How many n bases are read for A codon?
Three nitrogenous bases
(a) Three nitrogenous bases make up 1 codon. These nitrogenous bases of DNA are adenine (A), thymine (T), cytosine (C), and guanine (G), and the…
How many bases are in A codon in an Anticodon?
The anticodon consists of three bases complementary to those of the corresponding codon, and it therefore recognizes the codon by base pairing.
How many nucleotides are in A codon?
A codon is a sequence of three DNA or RNA nucleotides that corresponds with a specific amino acid or stop signal during protein synthesis. DNA and RNA molecules are written in a language of four nucleotides; meanwhile, the language of proteins includes 20 amino acids.
What are the 4 bases of the genetic code?
There are four nucleotides, or bases, in DNA: adenine (A), cytosine (C), guanine (G), and thymine (T).
How many bases are found in a Condon?
The codon is set of 3 pairs of nitrogen bases.
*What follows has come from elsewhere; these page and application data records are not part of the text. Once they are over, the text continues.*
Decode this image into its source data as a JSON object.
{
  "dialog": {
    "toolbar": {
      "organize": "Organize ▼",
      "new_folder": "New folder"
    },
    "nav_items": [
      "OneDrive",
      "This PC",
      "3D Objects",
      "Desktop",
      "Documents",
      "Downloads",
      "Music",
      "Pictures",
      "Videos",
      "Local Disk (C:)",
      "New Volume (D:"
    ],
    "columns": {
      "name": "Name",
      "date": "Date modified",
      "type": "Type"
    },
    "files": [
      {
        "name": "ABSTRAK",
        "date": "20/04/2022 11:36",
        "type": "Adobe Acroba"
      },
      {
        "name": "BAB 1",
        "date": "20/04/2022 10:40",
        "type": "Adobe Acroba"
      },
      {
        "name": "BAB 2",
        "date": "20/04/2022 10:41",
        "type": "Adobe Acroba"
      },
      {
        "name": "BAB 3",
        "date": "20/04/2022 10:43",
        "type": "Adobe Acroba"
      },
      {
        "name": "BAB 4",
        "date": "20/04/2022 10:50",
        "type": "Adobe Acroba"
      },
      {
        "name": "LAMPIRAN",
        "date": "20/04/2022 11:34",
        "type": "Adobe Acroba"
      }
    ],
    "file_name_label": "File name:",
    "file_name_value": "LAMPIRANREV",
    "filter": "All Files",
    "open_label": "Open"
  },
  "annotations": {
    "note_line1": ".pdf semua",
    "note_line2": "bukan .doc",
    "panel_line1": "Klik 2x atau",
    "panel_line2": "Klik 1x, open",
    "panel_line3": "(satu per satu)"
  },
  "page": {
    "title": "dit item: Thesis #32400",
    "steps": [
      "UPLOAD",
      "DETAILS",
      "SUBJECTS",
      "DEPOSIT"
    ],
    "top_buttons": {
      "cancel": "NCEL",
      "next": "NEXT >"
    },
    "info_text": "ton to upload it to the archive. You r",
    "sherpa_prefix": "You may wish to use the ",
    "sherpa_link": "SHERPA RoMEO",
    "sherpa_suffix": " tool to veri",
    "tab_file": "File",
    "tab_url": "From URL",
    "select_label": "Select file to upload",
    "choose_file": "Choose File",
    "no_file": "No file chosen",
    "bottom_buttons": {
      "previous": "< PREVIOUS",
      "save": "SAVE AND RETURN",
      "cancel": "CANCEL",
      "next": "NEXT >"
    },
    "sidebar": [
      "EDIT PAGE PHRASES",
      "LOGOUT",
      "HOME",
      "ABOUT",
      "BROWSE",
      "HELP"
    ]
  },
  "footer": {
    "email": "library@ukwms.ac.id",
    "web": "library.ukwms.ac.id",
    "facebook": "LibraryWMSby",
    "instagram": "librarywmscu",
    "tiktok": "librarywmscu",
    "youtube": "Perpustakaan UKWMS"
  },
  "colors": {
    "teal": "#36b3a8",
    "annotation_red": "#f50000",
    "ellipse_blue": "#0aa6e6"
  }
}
Three bases actually code for an amino acid but the DNA requires that the three bases that are doing the coding are linked to their pair. A-T, T-A, G-C. C-G.
How many bases make a Condon?
Codons have a trinucleotide sequence, so each codon consists of three bases.
How are the Order of codons determined?
Also, the order of codons in the gene specifies the order of amino acids in the protein. It may require anywhere from 100 to 1,000 codons (300 to 2,000 nucleotides) to specify a given protein. Each gene also has codons to designate the beginning ( start codon) and end ( stop codon) of the gene.
How many nucleotides are needed to specify one codon?
Codon is the name we give a stretch of the three nucleotides, you know, one of A, C, G, or T, three of which in a row, that code for a specific amino acid, and so the genetic code is made up of units called codons where you have three nucleotides that code for a specific amino acid next to another three nucleotides, another three nucleotides, and another three nucleotides.